But first. You have to phone ahead and find out where to meet. There you get a map to the secret “illegal” venue (which in actuality is perfectly legal and licensed). The play begins in the lineup on the staircase where Foster tries to get in without paying: “I know the DJ!”
Initially, the rave seems a healthy alternative to mainstream society, “a haven for freaks and strangers,” where geeky kids can express themselves unselfconsciously on the dance floor. They include spinny Pixie (Sara Bynoe) in halter top and fairy wings, intense Hero (David Patrick Flemming), his ex-girlfriend Ange (Caitlin Fulton), Bob the dealer (Chris Frary), and three “death ravers” in black. Everyone is supportive of each other and there’s a lot of hugging.
There’s also a lot of drugs, mainly ecstasy, but also pot, coke, even crystal meth. It soon becomes clear that the real point of the rave for these badly messed up kids is to get utterly wasted. Drug-fuelled trance dancing for hours does nothing to fill the emptiness in their lives. It’s all just fun until somebody od’s.

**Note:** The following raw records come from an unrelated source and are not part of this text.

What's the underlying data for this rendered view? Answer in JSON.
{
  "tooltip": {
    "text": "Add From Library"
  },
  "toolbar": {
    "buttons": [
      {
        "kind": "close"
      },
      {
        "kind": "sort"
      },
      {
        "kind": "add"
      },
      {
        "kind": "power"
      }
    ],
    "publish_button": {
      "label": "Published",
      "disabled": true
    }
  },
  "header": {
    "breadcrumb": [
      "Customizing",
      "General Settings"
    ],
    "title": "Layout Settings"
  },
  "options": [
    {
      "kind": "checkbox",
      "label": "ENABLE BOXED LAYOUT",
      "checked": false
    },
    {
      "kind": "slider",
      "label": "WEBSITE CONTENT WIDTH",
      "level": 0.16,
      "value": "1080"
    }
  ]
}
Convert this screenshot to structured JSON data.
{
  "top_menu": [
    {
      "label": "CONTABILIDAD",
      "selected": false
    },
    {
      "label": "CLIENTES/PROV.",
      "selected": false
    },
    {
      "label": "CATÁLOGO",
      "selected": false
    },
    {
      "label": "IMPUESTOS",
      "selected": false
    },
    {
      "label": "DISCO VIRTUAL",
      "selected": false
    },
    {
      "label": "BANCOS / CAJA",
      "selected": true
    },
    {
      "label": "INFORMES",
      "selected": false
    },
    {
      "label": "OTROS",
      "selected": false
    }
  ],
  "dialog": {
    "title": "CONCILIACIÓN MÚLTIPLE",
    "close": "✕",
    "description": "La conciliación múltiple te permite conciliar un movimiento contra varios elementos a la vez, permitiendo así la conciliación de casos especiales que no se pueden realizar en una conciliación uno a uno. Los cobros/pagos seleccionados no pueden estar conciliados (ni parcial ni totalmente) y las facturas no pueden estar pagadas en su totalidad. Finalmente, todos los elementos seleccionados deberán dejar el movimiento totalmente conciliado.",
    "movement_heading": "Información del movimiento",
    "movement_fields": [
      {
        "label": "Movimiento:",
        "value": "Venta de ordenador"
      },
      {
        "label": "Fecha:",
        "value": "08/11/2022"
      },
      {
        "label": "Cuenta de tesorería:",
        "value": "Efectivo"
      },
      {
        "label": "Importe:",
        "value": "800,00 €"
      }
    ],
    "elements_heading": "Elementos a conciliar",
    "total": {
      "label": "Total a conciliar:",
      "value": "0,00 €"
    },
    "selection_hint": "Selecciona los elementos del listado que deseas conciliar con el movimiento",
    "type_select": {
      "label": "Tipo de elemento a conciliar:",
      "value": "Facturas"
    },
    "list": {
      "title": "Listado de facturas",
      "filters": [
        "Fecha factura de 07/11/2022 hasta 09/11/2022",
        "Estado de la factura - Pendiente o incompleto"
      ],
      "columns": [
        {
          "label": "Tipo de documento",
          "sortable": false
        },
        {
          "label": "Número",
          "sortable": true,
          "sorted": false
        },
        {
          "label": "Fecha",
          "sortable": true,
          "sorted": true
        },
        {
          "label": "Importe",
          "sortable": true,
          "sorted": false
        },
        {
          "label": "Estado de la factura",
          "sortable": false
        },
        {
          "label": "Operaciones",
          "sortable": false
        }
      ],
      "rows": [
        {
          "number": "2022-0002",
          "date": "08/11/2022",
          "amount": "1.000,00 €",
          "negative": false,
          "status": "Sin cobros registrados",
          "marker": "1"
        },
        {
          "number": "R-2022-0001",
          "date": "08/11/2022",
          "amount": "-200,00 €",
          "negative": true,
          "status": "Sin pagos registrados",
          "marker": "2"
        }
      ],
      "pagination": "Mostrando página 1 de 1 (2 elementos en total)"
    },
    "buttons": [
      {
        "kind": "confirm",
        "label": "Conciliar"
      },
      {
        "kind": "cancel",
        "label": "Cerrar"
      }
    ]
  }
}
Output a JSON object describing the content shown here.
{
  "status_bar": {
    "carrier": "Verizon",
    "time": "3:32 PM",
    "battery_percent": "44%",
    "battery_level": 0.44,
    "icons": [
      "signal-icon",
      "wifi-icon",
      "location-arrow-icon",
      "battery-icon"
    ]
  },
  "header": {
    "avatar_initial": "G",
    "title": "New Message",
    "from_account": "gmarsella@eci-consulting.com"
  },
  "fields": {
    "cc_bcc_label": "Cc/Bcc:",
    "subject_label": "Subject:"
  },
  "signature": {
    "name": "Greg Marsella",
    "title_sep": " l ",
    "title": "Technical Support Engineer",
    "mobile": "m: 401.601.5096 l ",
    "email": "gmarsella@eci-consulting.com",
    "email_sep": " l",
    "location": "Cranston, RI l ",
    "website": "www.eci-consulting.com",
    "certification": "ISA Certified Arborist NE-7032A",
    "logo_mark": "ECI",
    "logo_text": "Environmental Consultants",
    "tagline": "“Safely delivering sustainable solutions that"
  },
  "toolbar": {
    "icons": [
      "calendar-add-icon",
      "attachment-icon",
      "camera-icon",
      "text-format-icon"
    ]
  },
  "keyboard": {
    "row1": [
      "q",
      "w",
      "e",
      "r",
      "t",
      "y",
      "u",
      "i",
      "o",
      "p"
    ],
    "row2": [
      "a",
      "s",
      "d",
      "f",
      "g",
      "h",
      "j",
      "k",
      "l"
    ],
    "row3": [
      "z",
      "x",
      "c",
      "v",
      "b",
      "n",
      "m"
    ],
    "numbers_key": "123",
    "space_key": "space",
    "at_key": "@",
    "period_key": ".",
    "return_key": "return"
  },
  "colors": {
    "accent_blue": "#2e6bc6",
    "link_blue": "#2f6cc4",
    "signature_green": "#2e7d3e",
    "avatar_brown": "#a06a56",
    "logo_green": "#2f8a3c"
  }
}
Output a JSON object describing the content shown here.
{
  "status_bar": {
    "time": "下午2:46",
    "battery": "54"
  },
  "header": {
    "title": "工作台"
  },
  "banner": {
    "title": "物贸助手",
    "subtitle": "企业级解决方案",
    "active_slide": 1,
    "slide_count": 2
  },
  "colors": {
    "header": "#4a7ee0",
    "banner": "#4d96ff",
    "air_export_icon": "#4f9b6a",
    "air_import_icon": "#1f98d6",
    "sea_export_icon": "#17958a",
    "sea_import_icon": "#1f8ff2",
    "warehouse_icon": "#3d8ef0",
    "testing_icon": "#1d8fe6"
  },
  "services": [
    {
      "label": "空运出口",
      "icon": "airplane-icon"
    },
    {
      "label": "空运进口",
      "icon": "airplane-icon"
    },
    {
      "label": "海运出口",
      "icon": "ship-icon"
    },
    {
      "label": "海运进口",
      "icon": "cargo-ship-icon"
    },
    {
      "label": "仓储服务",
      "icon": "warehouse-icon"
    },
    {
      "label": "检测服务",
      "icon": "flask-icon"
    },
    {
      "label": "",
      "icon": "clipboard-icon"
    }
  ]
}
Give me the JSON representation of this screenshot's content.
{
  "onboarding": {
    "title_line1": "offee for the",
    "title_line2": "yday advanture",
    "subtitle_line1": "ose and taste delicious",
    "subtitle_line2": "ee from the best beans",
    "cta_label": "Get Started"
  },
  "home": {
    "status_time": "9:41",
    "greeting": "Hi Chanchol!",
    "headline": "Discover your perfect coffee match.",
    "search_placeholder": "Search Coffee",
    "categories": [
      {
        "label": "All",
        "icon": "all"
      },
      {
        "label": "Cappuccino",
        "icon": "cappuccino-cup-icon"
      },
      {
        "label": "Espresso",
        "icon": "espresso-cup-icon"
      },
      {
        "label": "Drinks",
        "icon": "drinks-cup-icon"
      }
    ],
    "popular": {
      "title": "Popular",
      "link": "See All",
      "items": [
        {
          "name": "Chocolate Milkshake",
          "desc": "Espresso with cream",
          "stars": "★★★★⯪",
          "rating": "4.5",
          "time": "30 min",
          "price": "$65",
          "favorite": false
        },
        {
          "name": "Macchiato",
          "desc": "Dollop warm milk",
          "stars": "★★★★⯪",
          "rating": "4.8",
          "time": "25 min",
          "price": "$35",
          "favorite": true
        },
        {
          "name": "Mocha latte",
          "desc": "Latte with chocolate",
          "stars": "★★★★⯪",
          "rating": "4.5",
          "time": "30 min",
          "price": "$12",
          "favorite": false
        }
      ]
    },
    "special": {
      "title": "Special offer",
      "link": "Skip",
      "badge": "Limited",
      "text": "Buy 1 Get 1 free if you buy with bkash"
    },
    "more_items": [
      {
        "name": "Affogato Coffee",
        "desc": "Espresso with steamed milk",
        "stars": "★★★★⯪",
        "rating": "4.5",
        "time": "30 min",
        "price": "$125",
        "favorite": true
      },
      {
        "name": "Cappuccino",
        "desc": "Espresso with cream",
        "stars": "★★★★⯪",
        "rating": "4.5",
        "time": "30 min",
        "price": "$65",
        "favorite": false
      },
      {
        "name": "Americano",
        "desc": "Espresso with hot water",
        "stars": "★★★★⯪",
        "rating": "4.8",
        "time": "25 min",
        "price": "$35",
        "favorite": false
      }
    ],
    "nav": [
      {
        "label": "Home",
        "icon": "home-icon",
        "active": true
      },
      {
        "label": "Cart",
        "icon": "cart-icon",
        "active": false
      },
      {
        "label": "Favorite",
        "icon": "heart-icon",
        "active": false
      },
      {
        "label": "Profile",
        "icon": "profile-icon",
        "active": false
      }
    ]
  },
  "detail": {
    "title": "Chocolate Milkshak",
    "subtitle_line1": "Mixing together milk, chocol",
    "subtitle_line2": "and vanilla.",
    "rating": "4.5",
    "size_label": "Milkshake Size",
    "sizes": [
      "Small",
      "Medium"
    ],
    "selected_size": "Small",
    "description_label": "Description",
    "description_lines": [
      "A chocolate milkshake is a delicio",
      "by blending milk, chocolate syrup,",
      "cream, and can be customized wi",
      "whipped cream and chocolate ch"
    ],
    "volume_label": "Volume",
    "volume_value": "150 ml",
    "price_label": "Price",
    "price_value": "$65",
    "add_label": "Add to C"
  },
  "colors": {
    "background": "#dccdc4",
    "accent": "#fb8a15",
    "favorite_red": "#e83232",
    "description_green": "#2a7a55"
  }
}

The uneven script, co-written by directors Daniel Martin and David Mott, successfully exposes the failures of rave culture to live up to its own ideals but draws all the characters with a depressing sameness. The venue is cool but has terrible sight lines. Strong performances by Flemming and Jespersen anchor a pretty good ensemble.
For us squares this is a rave without risk. No one will ask you to dance. But you might be asked if you want Vick’s on your nipples.